Berkeley Will Remain Sanctuary City, Mayor-Elect Vows


November 22, 2016

Contact Stefan Elgstrand (510) 502-7003

Berkeley, Calif. (Nov. 22, 2016) - Flanked by a majority of the Berkeley City Council, Mayor-elect Jesse Arreguín announced Tuesday that Berkeley will remain a ‘sanctuary city,’ rebuking threats made by President-elect Donald Trump to penalize cities that refuse to turn over undocumented immigrants to federal officials.

“Berkeley will remain a beacon of light during this dark time,” Arreguín said. “From hard-working families in our neighborhoods to Dreamers in our classrooms, our city will be a safe space.”

President-elect Donald Trump has threatened to cut off federal funding to ‘sanctuary cities’—over 300 cities across America—whose local governments don’t alert federal immigration officials when they discover undocumented immigrants. Many of these cities are also refusing to cave to threats from Washington—including San Francisco, Oakland, Los Angeles, New York City, and Chicago.

Arreguín, who becomes Berkeley’s first Latino mayor on December 1, said this kind of strong solidarity amongst like-minded cities reduces the likelihood that Trump’s Administration will actually act on such draconian threats.

“Trump’s election has had a chilling effect on race relations across America, and now there’s a clear and present danger to families in our own city,” said Arreguin “They’re truly scared, and our best line of defense are cities standing up to this president.”

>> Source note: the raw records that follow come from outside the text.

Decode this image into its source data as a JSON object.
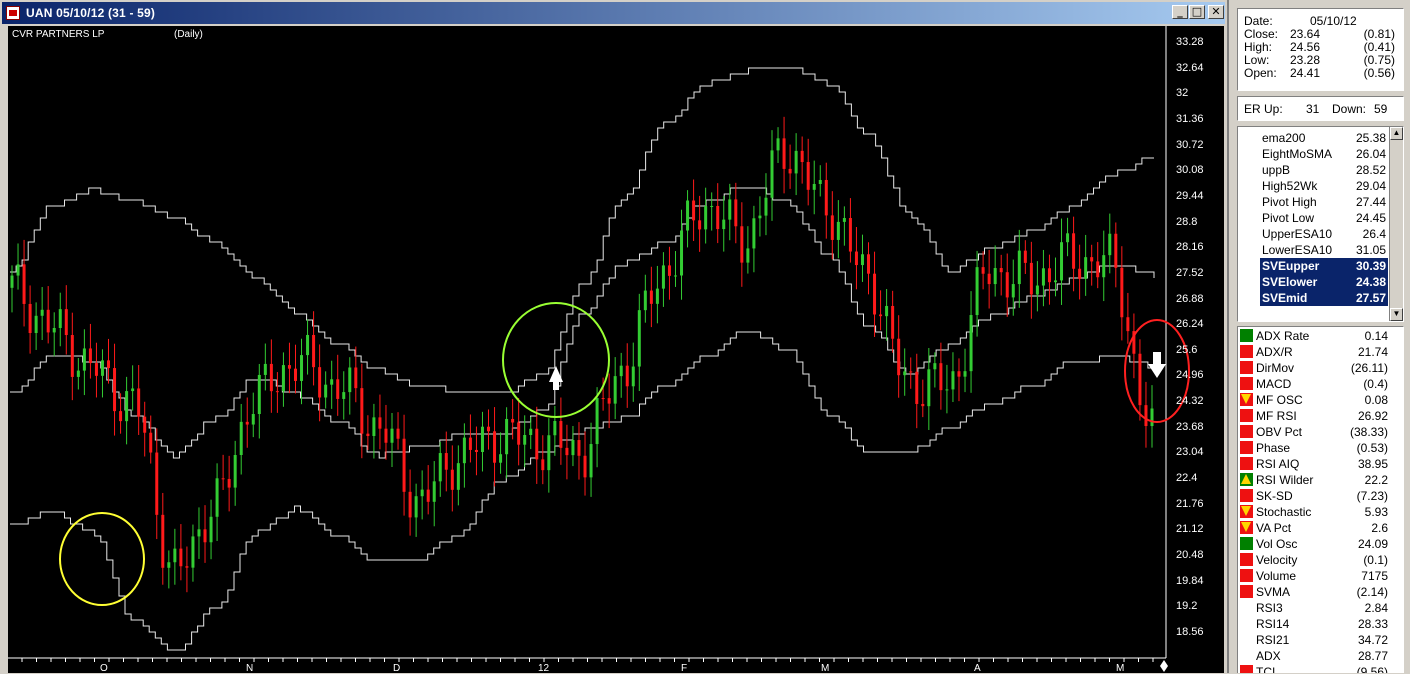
{
  "window": {
    "title": "UAN 05/10/12 (31 - 59)",
    "buttons": {
      "minimize": "_",
      "maximize": "□",
      "close": "✕"
    }
  },
  "chart": {
    "symbol_name": "CVR PARTNERS  LP",
    "period": "(Daily)",
    "y_ticks": [
      "33.28",
      "32.64",
      "32",
      "31.36",
      "30.72",
      "30.08",
      "29.44",
      "28.8",
      "28.16",
      "27.52",
      "26.88",
      "26.24",
      "25.6",
      "24.96",
      "24.32",
      "23.68",
      "23.04",
      "22.4",
      "21.76",
      "21.12",
      "20.48",
      "19.84",
      "19.2",
      "18.56"
    ],
    "x_ticks": [
      "O",
      "N",
      "D",
      "12",
      "F",
      "M",
      "A",
      "M"
    ],
    "colors": {
      "up": "#33cc33",
      "down": "#ff1a1a",
      "band": "#e8e8e8",
      "yellow_circle": "#ffff33",
      "green_circle": "#99ff33",
      "red_circle": "#ff2020"
    }
  },
  "chart_data": {
    "type": "candlestick",
    "title": "CVR PARTNERS  LP",
    "ylim": [
      18.2,
      33.6
    ],
    "y_ticks": [
      33.28,
      32.64,
      32,
      31.36,
      30.72,
      30.08,
      29.44,
      28.8,
      28.16,
      27.52,
      26.88,
      26.24,
      25.6,
      24.96,
      24.32,
      23.68,
      23.04,
      22.4,
      21.76,
      21.12,
      20.48,
      19.84,
      19.2,
      18.56
    ],
    "x_ticks": [
      "O",
      "N",
      "D",
      "12",
      "F",
      "M",
      "A",
      "M"
    ],
    "series": [
      {
        "name": "SVEupper",
        "values": [
          27.6,
          29.2,
          29.6,
          29.3,
          28.9,
          28.3,
          27.4,
          26.6,
          25.8,
          25.2,
          24.8,
          24.7,
          24.6,
          25.1,
          27.3,
          29.4,
          31.2,
          32.2,
          32.5,
          32.6,
          32.2,
          30.9,
          29.0,
          27.6,
          28.2,
          28.6,
          29.2,
          30.0,
          30.4
        ]
      },
      {
        "name": "SVEmid",
        "values": [
          24.6,
          25.6,
          25.4,
          24.1,
          23.1,
          24.0,
          25.0,
          24.6,
          23.9,
          23.1,
          23.3,
          23.6,
          23.6,
          24.2,
          26.6,
          27.8,
          28.3,
          29.3,
          29.7,
          29.3,
          28.0,
          26.2,
          25.1,
          25.8,
          26.5,
          27.0,
          27.4,
          27.8,
          27.5
        ]
      },
      {
        "name": "SVElower",
        "values": [
          21.4,
          21.7,
          21.2,
          19.1,
          18.3,
          19.4,
          21.2,
          21.8,
          21.1,
          20.5,
          20.6,
          21.2,
          22.5,
          23.2,
          23.7,
          24.0,
          24.8,
          25.5,
          26.2,
          25.7,
          24.1,
          23.2,
          23.2,
          23.8,
          24.4,
          24.8,
          25.4,
          25.5,
          25.3
        ]
      },
      {
        "name": "close",
        "values": [
          27.2,
          26.2,
          25.2,
          24.3,
          20.2,
          21.9,
          24.6,
          25.4,
          24.8,
          23.8,
          22.0,
          23.1,
          23.6,
          23.4,
          23.2,
          25.2,
          27.6,
          29.2,
          28.4,
          30.6,
          29.2,
          27.5,
          24.9,
          24.8,
          27.6,
          27.4,
          27.9,
          27.8,
          23.64
        ]
      }
    ],
    "annotations": [
      "yellow circle",
      "green circle with up arrow",
      "red circle with down arrow"
    ]
  },
  "info": {
    "date_label": "Date:",
    "date_value": "05/10/12",
    "rows": [
      {
        "label": "Close:",
        "value": "23.64",
        "change": "(0.81)"
      },
      {
        "label": "High:",
        "value": "24.56",
        "change": "(0.41)"
      },
      {
        "label": "Low:",
        "value": "23.28",
        "change": "(0.75)"
      },
      {
        "label": "Open:",
        "value": "24.41",
        "change": "(0.56)"
      }
    ]
  },
  "er": {
    "up_label": "ER Up:",
    "up": "31",
    "down_label": "Down:",
    "down": "59"
  },
  "study_list": [
    {
      "name": "ema200",
      "value": "25.38",
      "selected": false
    },
    {
      "name": "EightMoSMA",
      "value": "26.04",
      "selected": false
    },
    {
      "name": "uppB",
      "value": "28.52",
      "selected": false
    },
    {
      "name": "High52Wk",
      "value": "29.04",
      "selected": false
    },
    {
      "name": "Pivot High",
      "value": "27.44",
      "selected": false
    },
    {
      "name": "Pivot Low",
      "value": "24.45",
      "selected": false
    },
    {
      "name": "UpperESA10",
      "value": "26.4",
      "selected": false
    },
    {
      "name": "LowerESA10",
      "value": "31.05",
      "selected": false
    },
    {
      "name": "SVEupper",
      "value": "30.39",
      "selected": true
    },
    {
      "name": "SVElower",
      "value": "24.38",
      "selected": true
    },
    {
      "name": "SVEmid",
      "value": "27.57",
      "selected": true
    }
  ],
  "indicators": [
    {
      "name": "ADX Rate",
      "value": "0.14",
      "marker": "green"
    },
    {
      "name": "ADX/R",
      "value": "21.74",
      "marker": "red"
    },
    {
      "name": "DirMov",
      "value": "(26.11)",
      "marker": "red"
    },
    {
      "name": "MACD",
      "value": "(0.4)",
      "marker": "red"
    },
    {
      "name": "MF OSC",
      "value": "0.08",
      "marker": "down"
    },
    {
      "name": "MF RSI",
      "value": "26.92",
      "marker": "red"
    },
    {
      "name": "OBV Pct",
      "value": "(38.33)",
      "marker": "red"
    },
    {
      "name": "Phase",
      "value": "(0.53)",
      "marker": "red"
    },
    {
      "name": "RSI AIQ",
      "value": "38.95",
      "marker": "red"
    },
    {
      "name": "RSI Wilder",
      "value": "22.2",
      "marker": "upg"
    },
    {
      "name": "SK-SD",
      "value": "(7.23)",
      "marker": "red"
    },
    {
      "name": "Stochastic",
      "value": "5.93",
      "marker": "down"
    },
    {
      "name": "VA Pct",
      "value": "2.6",
      "marker": "down"
    },
    {
      "name": "Vol Osc",
      "value": "24.09",
      "marker": "green"
    },
    {
      "name": "Velocity",
      "value": "(0.1)",
      "marker": "red"
    },
    {
      "name": "Volume",
      "value": "7175",
      "marker": "red"
    },
    {
      "name": "SVMA",
      "value": "(2.14)",
      "marker": "red"
    },
    {
      "name": "RSI3",
      "value": "2.84",
      "marker": "none"
    },
    {
      "name": "RSI14",
      "value": "28.33",
      "marker": "none"
    },
    {
      "name": "RSI21",
      "value": "34.72",
      "marker": "none"
    },
    {
      "name": "ADX",
      "value": "28.77",
      "marker": "none"
    },
    {
      "name": "TCI",
      "value": "(9.56)",
      "marker": "red"
    }
  ]
}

Berkeley currently receives approximately $11.5 million in federal funding, according to city staff. Most of it helps the City’s most vulnerable on issues such as affordable housing, supportive care, emergency shelter and health services.

The City’s reaffirmation of its status as a ‘sanctuary city’ does not change how the Police Department enforces the law. Police will continue acting vigilantly to go after violent crime, regardless of a suspect’s immigration status—and will ask the district attorney to prosecute all serious crimes to the fullest extent of the law.

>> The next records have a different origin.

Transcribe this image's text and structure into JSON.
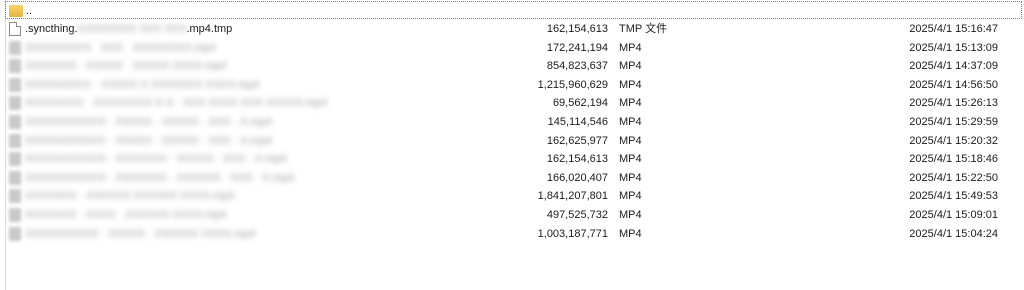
{
  "parent_row": {
    "label": ".."
  },
  "rows": [
    {
      "name_prefix": ".syncthing.",
      "name_hidden": "XXXXXXXX XXX XXX",
      "name_suffix": ".mp4.tmp",
      "size": "162,154,613",
      "type": "TMP 文件",
      "modified": "2025/4/1 15:16:47"
    },
    {
      "name_hidden": "XXXXXXXXX · XXX · XXXXXXXX.mp4",
      "size": "172,241,194",
      "type": "MP4",
      "modified": "2025/4/1 15:13:09"
    },
    {
      "name_hidden": "XXXXXXX · XXXXX · XXXXX XXXX.mp4",
      "size": "854,823,637",
      "type": "MP4",
      "modified": "2025/4/1 14:37:09"
    },
    {
      "name_hidden": "XXXXXXXXX · XXXXX X XXXXXXX XXXX.mp4",
      "size": "1,215,960,629",
      "type": "MP4",
      "modified": "2025/4/1 14:56:50"
    },
    {
      "name_hidden": "XXXXXXXX · XXXXXXXX X·X · XXX XXXX XXX XXXXX.mp4",
      "size": "69,562,194",
      "type": "MP4",
      "modified": "2025/4/1 15:26:13"
    },
    {
      "name_hidden": "XXXXXXXXXXX · XXXXX · XXXXX · XXX · X.mp4",
      "size": "145,114,546",
      "type": "MP4",
      "modified": "2025/4/1 15:29:59"
    },
    {
      "name_hidden": "XXXXXXXXXXX · XXXXX · XXXXX · XXX · X.mp4",
      "size": "162,625,977",
      "type": "MP4",
      "modified": "2025/4/1 15:20:32"
    },
    {
      "name_hidden": "XXXXXXXXXXX · XXXXXXX · XXXXX · XXX · X.mp4",
      "size": "162,154,613",
      "type": "MP4",
      "modified": "2025/4/1 15:18:46"
    },
    {
      "name_hidden": "XXXXXXXXXXX · XXXXXXX · XXXXXX · XXX · X.mp4",
      "size": "166,020,407",
      "type": "MP4",
      "modified": "2025/4/1 15:22:50"
    },
    {
      "name_hidden": "XXXXXXX · XXXXXX XXXXXX XXXX.mp4",
      "size": "1,841,207,801",
      "type": "MP4",
      "modified": "2025/4/1 15:49:53"
    },
    {
      "name_hidden": "XXXXXXX · XXXX · XXXXXX XXXX.mp4",
      "size": "497,525,732",
      "type": "MP4",
      "modified": "2025/4/1 15:09:01"
    },
    {
      "name_hidden": "XXXXXXXXXX · XXXXX · XXXXXX XXXX.mp4",
      "size": "1,003,187,771",
      "type": "MP4",
      "modified": "2025/4/1 15:04:24"
    }
  ]
}
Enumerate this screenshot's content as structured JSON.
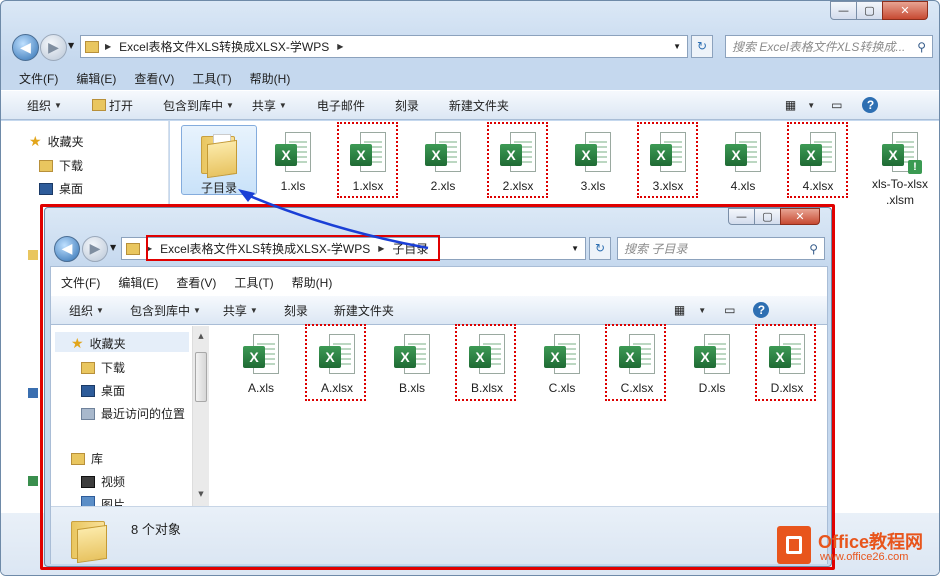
{
  "outer_window": {
    "address_parts": [
      "Excel表格文件XLS转换成XLSX-学WPS"
    ],
    "search_placeholder": "搜索 Excel表格文件XLS转换成...",
    "menu": [
      "文件(F)",
      "编辑(E)",
      "查看(V)",
      "工具(T)",
      "帮助(H)"
    ],
    "commands": {
      "organize": "组织",
      "open": "打开",
      "include": "包含到库中",
      "share": "共享",
      "email": "电子邮件",
      "burn": "刻录",
      "new_folder": "新建文件夹"
    },
    "nav": {
      "favorites": "收藏夹",
      "downloads": "下载",
      "desktop": "桌面"
    },
    "files": [
      "子目录",
      "1.xls",
      "1.xlsx",
      "2.xls",
      "2.xlsx",
      "3.xls",
      "3.xlsx",
      "4.xls",
      "4.xlsx",
      "xls-To-xlsx\n.xlsm"
    ]
  },
  "inner_window": {
    "address_parts": [
      "Excel表格文件XLS转换成XLSX-学WPS",
      "子目录"
    ],
    "search_placeholder": "搜索 子目录",
    "menu": [
      "文件(F)",
      "编辑(E)",
      "查看(V)",
      "工具(T)",
      "帮助(H)"
    ],
    "commands": {
      "organize": "组织",
      "include": "包含到库中",
      "share": "共享",
      "burn": "刻录",
      "new_folder": "新建文件夹"
    },
    "nav": {
      "favorites": "收藏夹",
      "downloads": "下载",
      "desktop": "桌面",
      "recent": "最近访问的位置",
      "library": "库",
      "video": "视频",
      "pictures": "图片"
    },
    "files": [
      "A.xls",
      "A.xlsx",
      "B.xls",
      "B.xlsx",
      "C.xls",
      "C.xlsx",
      "D.xls",
      "D.xlsx"
    ],
    "status": "8 个对象"
  },
  "watermark": {
    "brand": "Office教程网",
    "url": "www.office26.com"
  },
  "colors": {
    "highlight_red": "#e00000",
    "arrow_blue": "#1a3fd6",
    "excel_green": "#217346"
  }
}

Berkeley has a strong history as a safe and welcoming place for immigrants and refugees—the city became a City of Refuge in 1971, and reaffirmed this status in 2007 in the face of raids by the U.S. Department of Immigration and Customs Enforcement in the Bay Area. And last year, when many Republican governors refused to allow Syrian refugees into their states after the Paris attacks, Berkeley passed a resolution that welcomed refugees around the world.

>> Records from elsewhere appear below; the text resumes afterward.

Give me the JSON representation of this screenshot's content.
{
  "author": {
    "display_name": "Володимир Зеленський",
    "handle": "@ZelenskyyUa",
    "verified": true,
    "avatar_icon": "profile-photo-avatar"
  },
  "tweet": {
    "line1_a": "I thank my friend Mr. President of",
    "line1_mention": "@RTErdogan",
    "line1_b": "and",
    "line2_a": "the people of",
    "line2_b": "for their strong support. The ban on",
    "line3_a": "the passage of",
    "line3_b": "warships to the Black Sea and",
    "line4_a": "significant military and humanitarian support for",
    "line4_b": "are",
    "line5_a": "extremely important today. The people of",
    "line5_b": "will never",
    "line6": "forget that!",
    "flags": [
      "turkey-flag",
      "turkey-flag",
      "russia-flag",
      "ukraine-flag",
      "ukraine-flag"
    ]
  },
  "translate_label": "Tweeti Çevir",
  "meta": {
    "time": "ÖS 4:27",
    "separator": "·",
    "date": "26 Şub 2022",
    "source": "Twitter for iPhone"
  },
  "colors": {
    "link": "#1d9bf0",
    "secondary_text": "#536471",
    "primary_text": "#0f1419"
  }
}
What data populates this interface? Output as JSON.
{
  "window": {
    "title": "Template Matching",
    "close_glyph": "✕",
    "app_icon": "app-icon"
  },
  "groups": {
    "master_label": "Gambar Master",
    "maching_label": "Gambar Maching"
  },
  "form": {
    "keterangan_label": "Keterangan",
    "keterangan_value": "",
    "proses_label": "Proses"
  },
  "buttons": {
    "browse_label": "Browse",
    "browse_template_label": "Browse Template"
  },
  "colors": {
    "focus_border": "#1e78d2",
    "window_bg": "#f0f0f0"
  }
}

Arreguín said this isn’t only a matter of progressive principles—this decision has actual consequences. “Berkeley is home to families of all backgrounds and cultures,” Arreguín said. “And I’ll do everything in my power to protect them.”


Berkeley Mayor-elect Jesse Arreguín was elected mayor of Berkeley on November 8, 2016 and will be sworn in on December 1, 2016—he will become the city’s youngest mayor, and its first Latino mayor. The mayor-elect currently serves as a member of the Berkeley City Council, where he has represented District 4 since his election in 2008. Prior to serving as a councilmember, Mayor-Elect Arreguín was a member of the City’s Zoning Adjustments Board, the Housing Advisory Commission—and an elected member of the Rent Stabilization Board, which he chaired. He earned his B.A. in Political Science from the University of California, Berkeley

Jesse Arreguin